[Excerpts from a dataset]
=== Section Start ===

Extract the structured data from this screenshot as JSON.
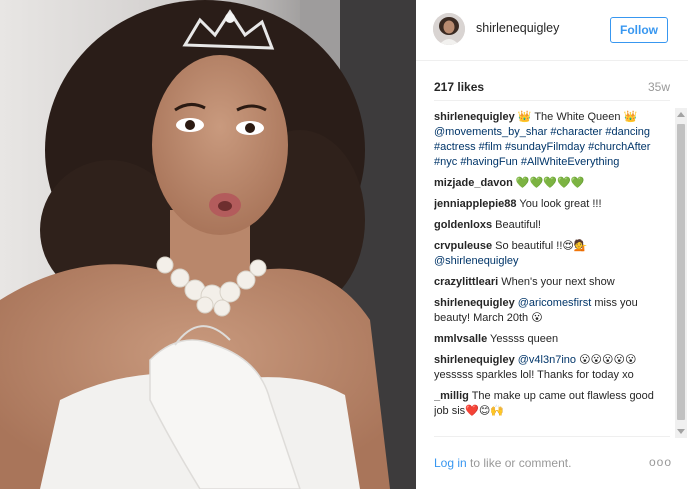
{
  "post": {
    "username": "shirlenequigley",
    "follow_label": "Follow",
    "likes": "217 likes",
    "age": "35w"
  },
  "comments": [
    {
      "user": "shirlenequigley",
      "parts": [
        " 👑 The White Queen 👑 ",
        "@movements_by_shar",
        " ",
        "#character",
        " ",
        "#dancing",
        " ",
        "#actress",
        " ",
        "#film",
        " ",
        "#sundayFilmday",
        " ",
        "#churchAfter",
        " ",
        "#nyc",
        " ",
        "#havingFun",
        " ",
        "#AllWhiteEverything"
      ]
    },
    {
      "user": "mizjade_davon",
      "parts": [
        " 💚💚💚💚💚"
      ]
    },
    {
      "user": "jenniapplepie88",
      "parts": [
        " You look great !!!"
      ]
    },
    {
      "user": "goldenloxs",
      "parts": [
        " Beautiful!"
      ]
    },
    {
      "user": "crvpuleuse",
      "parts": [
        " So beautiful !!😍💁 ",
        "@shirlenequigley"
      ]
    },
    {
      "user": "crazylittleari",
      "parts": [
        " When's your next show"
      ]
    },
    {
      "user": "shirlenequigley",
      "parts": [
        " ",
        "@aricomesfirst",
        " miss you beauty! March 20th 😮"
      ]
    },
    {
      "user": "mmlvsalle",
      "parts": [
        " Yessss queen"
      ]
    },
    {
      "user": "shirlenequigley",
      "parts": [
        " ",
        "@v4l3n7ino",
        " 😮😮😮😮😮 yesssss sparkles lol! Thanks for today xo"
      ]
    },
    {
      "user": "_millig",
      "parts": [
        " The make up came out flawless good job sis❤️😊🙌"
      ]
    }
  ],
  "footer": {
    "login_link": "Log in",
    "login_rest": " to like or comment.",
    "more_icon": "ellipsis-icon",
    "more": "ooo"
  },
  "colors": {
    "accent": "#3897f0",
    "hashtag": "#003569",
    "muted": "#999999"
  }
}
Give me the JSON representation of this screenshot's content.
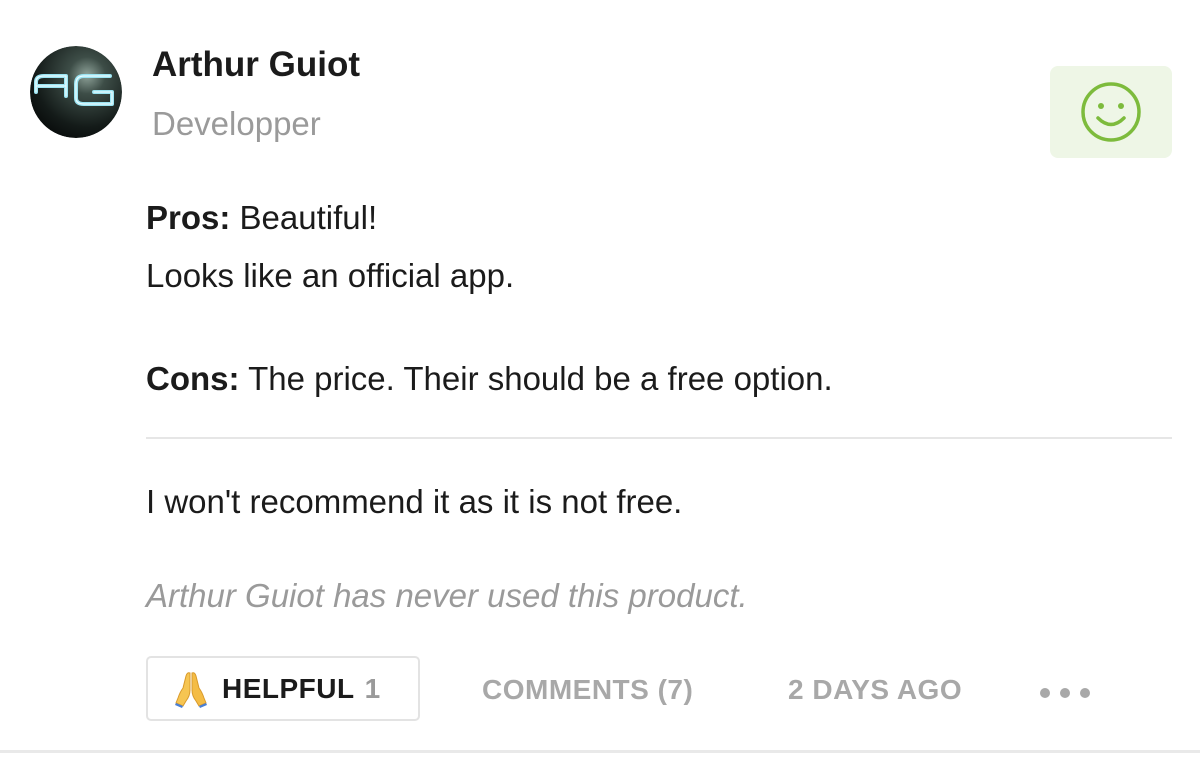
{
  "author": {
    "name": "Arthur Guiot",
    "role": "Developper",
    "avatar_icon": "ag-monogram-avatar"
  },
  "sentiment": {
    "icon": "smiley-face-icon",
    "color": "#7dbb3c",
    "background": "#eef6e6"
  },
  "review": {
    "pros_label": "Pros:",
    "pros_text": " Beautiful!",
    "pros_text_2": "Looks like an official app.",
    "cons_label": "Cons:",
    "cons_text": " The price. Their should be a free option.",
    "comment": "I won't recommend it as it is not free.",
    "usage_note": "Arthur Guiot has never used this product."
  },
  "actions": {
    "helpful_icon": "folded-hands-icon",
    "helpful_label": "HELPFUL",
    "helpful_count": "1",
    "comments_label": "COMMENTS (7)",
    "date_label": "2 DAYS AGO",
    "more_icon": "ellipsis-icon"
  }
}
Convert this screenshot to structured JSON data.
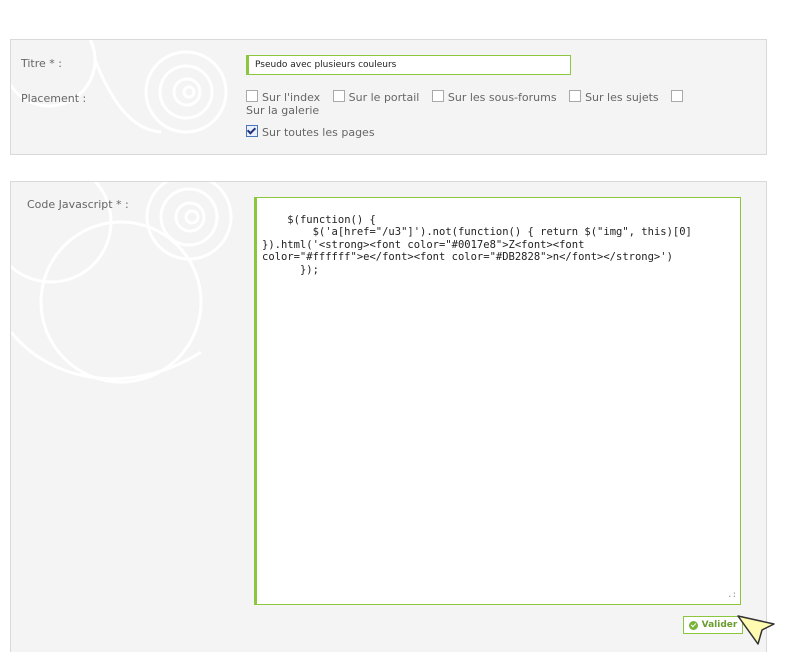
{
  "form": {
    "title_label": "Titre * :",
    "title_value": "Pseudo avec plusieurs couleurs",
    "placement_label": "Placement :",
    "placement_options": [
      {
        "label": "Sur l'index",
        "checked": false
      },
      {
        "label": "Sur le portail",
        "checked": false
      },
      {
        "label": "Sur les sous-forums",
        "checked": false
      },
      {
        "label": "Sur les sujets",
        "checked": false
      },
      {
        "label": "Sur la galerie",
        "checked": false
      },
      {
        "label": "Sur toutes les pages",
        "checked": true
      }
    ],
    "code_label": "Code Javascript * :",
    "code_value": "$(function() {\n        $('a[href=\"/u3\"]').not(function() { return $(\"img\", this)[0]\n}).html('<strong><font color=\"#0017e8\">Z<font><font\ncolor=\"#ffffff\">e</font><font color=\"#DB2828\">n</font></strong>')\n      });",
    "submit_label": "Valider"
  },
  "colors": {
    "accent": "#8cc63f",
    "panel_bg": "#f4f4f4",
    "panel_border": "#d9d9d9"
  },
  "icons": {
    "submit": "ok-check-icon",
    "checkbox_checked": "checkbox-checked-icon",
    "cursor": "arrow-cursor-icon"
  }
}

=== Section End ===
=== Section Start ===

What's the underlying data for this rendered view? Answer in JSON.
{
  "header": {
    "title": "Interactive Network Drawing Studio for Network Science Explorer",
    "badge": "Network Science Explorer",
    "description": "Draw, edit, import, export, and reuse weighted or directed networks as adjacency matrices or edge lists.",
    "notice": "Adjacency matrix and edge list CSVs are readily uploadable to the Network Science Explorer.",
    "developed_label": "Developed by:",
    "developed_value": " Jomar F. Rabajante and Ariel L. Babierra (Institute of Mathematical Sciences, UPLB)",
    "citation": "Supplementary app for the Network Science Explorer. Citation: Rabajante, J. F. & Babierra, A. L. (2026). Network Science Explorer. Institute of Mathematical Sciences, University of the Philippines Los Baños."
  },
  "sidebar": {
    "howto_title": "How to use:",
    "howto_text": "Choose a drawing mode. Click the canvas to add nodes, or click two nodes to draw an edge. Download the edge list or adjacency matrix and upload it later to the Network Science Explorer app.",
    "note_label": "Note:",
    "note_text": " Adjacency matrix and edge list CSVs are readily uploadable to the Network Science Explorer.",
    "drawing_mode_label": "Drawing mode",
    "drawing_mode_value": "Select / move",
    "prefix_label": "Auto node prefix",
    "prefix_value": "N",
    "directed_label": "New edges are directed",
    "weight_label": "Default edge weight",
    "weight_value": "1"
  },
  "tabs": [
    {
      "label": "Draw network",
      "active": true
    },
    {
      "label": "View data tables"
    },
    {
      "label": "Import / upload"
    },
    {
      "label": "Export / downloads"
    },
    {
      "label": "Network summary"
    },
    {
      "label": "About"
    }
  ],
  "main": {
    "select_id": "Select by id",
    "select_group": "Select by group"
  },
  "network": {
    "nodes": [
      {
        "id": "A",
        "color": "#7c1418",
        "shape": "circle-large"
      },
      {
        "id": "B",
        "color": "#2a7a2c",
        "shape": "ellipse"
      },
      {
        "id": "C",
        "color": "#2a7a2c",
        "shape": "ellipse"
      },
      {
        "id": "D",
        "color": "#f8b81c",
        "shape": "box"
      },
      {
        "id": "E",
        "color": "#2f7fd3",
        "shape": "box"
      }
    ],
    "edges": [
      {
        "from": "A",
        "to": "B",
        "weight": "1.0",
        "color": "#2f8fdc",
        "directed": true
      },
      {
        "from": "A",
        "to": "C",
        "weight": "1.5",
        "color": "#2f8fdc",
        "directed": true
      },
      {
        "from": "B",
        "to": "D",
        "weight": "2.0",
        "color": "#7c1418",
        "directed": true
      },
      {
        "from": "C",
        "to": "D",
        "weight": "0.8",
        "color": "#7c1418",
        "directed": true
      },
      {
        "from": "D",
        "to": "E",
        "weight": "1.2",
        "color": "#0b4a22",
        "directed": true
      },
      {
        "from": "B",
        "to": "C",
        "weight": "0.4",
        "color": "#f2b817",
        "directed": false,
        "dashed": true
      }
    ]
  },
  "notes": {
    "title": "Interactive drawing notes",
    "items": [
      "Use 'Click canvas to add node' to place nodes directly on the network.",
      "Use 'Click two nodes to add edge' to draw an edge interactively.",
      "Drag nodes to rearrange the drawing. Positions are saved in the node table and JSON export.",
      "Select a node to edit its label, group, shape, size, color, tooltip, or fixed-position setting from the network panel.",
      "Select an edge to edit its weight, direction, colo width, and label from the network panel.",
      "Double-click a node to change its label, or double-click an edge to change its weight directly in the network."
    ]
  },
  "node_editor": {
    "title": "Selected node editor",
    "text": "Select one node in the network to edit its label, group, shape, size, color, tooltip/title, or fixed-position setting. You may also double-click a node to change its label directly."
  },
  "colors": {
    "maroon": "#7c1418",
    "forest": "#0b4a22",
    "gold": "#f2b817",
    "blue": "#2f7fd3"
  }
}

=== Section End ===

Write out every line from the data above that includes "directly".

• _Solution to the problem_
      "Use 'Click canvas to add node' to place nodes directly on the network.",
      "Double-click a node to change its label, or double-click an edge to change its weight directly in the network."
    "text": "Select one node in the network to edit its label, group, shape, size, color, tooltip/title, or fixed-position setting. You may also double-click a node to change its label directly."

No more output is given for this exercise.